Interpretive Summary: The tarnished plant bug, Lygus lineolaris, is a polyphagous, sap-feeder that causes significant economic damage in several field crops, especially cotton in the mid-southern United States. In 2020, it was reported that 4.8 million acres of cotton are infested by Lygus spp. in United States. A broad host range, polyphagous feeding behavior and high mobility of this pest along with resistance development to conventional pesticides helped them to establish as a significant pest of concern for cotton growers in the mid-south. Since the publication of a review by Layton (2000) on damage caused by Lygus lineolaris, many new studies have been published on the Lygus biology, ecology and integrated pest management strategies. A comprehensive review paper that summarizes these latest research developments and Lygus management strategies will be useful for researchers and cotton growers. In this review we report and discuss the latest developments in Lygus research and the new control strategies that has been developed in the last two decades.

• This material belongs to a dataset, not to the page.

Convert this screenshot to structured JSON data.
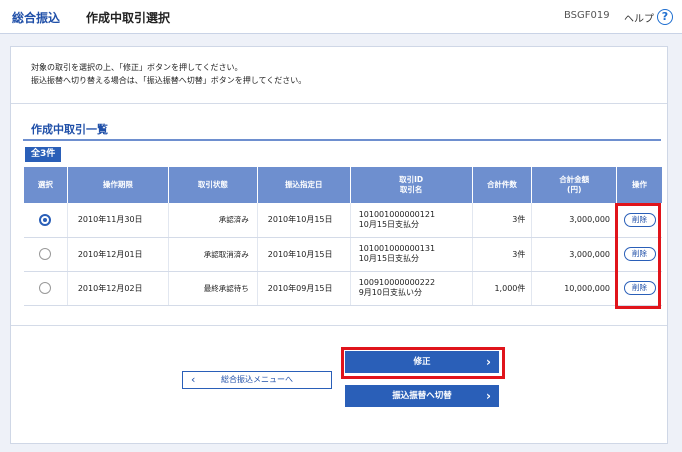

Technical Abstract: The tarnished plant bug, Lygus lineolaris (Palisot de Beauvois), (Hemiptera: Miridae) is considered the most damaging pest of cotton (Gossypium hirsutum L.) in the mid-southern United States, although it is established throughout the United States, southern Canada, and northern Mexico. The introduction of transgenic crops for the control of moths in the Heliothine complex and eradication of the boll weevil, Anthonomus grandis, from much of the United States led to greatly reduced pesticide use in cotton fields, which allowed L. lineolaris to emerge as a new primary pest of cotton in the mid-southern United States. Since the publication of a review by Layton (2000) on damage caused by Lygus lineolaris, many new studies have been published on the changes in host range, population dynamics, sampling methods and thresholds, cultural practices, sex pheromones and attractant blends, novel pesticides and insecticide resistance mechanisms, olfactory and feeding behaviors, introduction of biological control agents, host-plant resistance mechanisms, and new molecular and genetic tools for integrated pest management of Lygus species in cotton and other important crops. Here, we review and discuss the latest developments in L. lineolaris research in the last two decades.